Could you use an extra $50 or $100 next week? If you get motivated there’s a big chance you can slash your family’s food bill by $50 a week without sacrificing health and nutrition. And that will be tax-free cash you have in your hand … not money that requires more overtime or a garage sale before you can get your hands on it.
Notice I said “food” bill, not grocery tab. Unless you’re keeping careful track of your spending, you might not know just how much is being sucked out for restaurants, fast food, school and business lunches, coffee shops and on and on.
There’s not one single way to reduce food costs significantly and consistently. It has to be a combination of strategies: buy right, eat out less and cook at home more.
Coupons. These days shopping with coupons requires more than clipping them from the Sunday paper. You can still do that but you need to know how to grab digital coupons, too. Even with the explosion of ways to add coupons to your grocery dollars, lots of people don’t do it because it’s just not their thing. Or they don’t have the right information or know-how. Two great resources to get you up to speed: 5DollarDinners.com and TheGroceryGame.com.
Shop Aldi. Aldi is an international, limited assortment discount retailer, specializing in private label (store brand), high quality products.
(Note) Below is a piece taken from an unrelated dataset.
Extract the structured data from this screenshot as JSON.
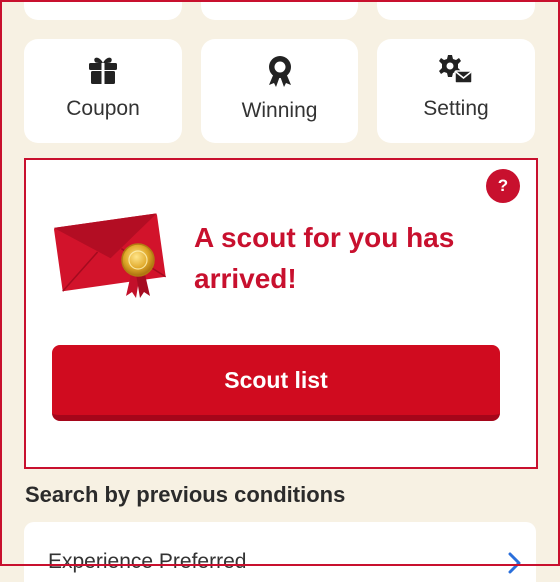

Aldi prices are so low it’s like having a double coupon on everything. I find the quality of Aldi products to be extraordinary. Instead of managing 38,000 different items, which is the average number in a typical supermarket, Aldi has just 1,300 including produce and frozen meat, 90 percent of which are Aldi private label. Still, you should be able to buy at least 80 percent of your weekly grocery needs at Aldi.
There are thousands of Aldi stores throughout the world, 1,300 are in the U.S. with 80 new stores opening every year.
Think seasonal. We know that fresh fruits and vegetables are necessary for a healthy diet–five servings a day for optimal health. Pound for pound, fresh produce can be much cheaper than fast food, chips, cookies, candy, soda pop or pre-packaged, pre-processed convenience items. There is a catch though. You have to buy what’s in season. How do you know? Look around the produce department. If it’s $4.99 a pound, chances are good that it’s not in season. When apples are 2 lbs. for $.99, bananas $.49 a pound and red-flame seedless grapes $1.77 a pound, you know they’re in season.
There are always bargains in the produce department. Adjust your tastes and expectations to fit them.
Know your prices. Devise some kind of system that will let you become intimately familiar with the shelf price and sale price of food items you buy on a regular basis. It might be a small notebook you carry, a spreadsheet you maintain in your computer or app on your smartphone. Marketing campaigns take advantage of the ignorance of the buying public. You need to be smart enough to know a real deal when you see it and also detect a counterfeit. It’s difficult to find the humor in a sign that announces “Two for $2” unless you know the regular price is $.89 each.
Set limits. Based on what you learn from knowing your prices, determine the per unit price above which you will not spend. For instance, I’ve learned I don’t have to spend more than $2 for a box of cereal. It’s not always available at that price–but when it is, I stock up to last until the next time.
My personal limit for boneless skinless chicken breasts is $2.79 a pound. Sometimes I get it for less, but won’t pay more; $1.50 for 16 oz. salad dressing and so on. For the record, I typically count on coupons paired with sale prices to get these prices. However, really great sales alone can net really low prices, too.
Control portions. Dr. Dean Edell of radio fame and the author of Eat, Drink and Be Merry says the healthiest diet is not one that is low-fat or high-carb. The healthiest way to eat is to eat less–small amounts of a large variety of foods. It’s hard work for our bodies to digest and convert food. Dr. Edell maintains that we wear our bodies out prematurely when we over eat. You can learn what constitutes a “portion” on the package label. A single portion of breakfast cereal is 4 ounces.
Tomorrow morning measure out 1/2 cup. Get prepared for that single serving to look a little puny. Chances are great that you’ve been having seconds and thirds. Hint: Rather than serving dinner family style (passing the food around the table), try restaurant style where the food is “plated” in the kitchen. Now the cook controls portion sizes–a great first step to reversing over consumption.
Get creative. If you set your mind to it you will be amazed how many ways you can prepare rice or how you can stretch a pound of ground beef to feed a group. Use up the items in your refrigerator before dipping into your stockpile or buying a new supply.